● **What to work on**: Print out the records in full, keeping each word unchanged.

Data excerpts Block Start

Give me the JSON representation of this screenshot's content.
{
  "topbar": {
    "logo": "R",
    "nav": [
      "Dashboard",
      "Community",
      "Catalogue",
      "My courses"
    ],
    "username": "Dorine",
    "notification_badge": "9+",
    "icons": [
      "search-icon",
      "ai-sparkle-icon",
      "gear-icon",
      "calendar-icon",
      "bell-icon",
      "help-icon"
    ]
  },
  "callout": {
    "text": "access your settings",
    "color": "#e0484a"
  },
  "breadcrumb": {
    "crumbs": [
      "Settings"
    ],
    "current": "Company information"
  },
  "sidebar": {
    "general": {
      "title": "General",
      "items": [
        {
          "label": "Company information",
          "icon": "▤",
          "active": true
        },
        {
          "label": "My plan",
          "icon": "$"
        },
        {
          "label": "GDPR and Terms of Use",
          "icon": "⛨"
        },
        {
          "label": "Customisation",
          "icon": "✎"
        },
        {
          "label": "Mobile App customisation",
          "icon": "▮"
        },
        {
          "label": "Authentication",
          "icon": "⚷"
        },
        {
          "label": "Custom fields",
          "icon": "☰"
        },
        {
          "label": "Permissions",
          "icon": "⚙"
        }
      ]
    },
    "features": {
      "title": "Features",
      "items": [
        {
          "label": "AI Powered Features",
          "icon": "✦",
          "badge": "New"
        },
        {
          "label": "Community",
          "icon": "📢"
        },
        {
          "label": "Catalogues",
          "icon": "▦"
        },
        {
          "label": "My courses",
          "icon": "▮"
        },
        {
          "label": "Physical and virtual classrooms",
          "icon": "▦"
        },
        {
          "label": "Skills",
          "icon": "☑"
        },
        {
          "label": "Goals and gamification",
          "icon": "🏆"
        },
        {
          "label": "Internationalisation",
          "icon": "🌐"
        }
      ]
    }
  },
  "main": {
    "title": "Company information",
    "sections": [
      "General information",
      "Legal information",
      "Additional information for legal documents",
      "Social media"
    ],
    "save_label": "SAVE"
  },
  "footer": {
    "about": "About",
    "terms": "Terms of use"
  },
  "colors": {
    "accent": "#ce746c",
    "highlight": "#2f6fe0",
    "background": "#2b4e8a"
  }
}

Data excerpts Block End

● **Problem solution**:
Give me the JSON representation of this screenshot's content.
{
  "topbar": {
    "logo": "R",
    "nav": [
      "Dashboard",
      "Community",
      "Catalogue",
      "My courses"
    ],
    "username": "Dorine",
    "notification_badge": "9+",
    "icons": [
      "search-icon",
      "ai-sparkle-icon",
      "gear-icon",
      "calendar-icon",
      "bell-icon",
      "help-icon"
    ]
  },
  "callout": {
    "text": "access your settings",
    "color": "#e0484a"
  },
  "breadcrumb": {
    "crumbs": [
      "Settings"
    ],
    "current": "Company information"
  },
  "sidebar": {
    "general": {
      "title": "General",
      "items": [
        {
          "label": "Company information",
          "icon": "▤",
          "active": true
        },
        {
          "label": "My plan",
          "icon": "$"
        },
        {
          "label": "GDPR and Terms of Use",
          "icon": "⛨"
        },
        {
          "label": "Customisation",
          "icon": "✎"
        },
        {
          "label": "Mobile App customisation",
          "icon": "▮"
        },
        {
          "label": "Authentication",
          "icon": "⚷"
        },
        {
          "label": "Custom fields",
          "icon": "☰"
        },
        {
          "label": "Permissions",
          "icon": "⚙"
        }
      ]
    },
    "features": {
      "title": "Features",
      "items": [
        {
          "label": "AI Powered Features",
          "icon": "✦",
          "badge": "New"
        },
        {
          "label": "Community",
          "icon": "📢"
        },
        {
          "label": "Catalogues",
          "icon": "▦"
        },
        {
          "label": "My courses",
          "icon": "▮"
        },
        {
          "label": "Physical and virtual classrooms",
          "icon": "▦"
        },
        {
          "label": "Skills",
          "icon": "☑"
        },
        {
          "label": "Goals and gamification",
          "icon": "🏆"
        },
        {
          "label": "Internationalisation",
          "icon": "🌐"
        }
      ]
    }
  },
  "main": {
    "title": "Company information",
    "sections": [
      "General information",
      "Legal information",
      "Additional information for legal documents",
      "Social media"
    ],
    "save_label": "SAVE"
  },
  "footer": {
    "about": "About",
    "terms": "Terms of use"
  },
  "colors": {
    "accent": "#ce746c",
    "highlight": "#2f6fe0",
    "background": "#2b4e8a"
  }
}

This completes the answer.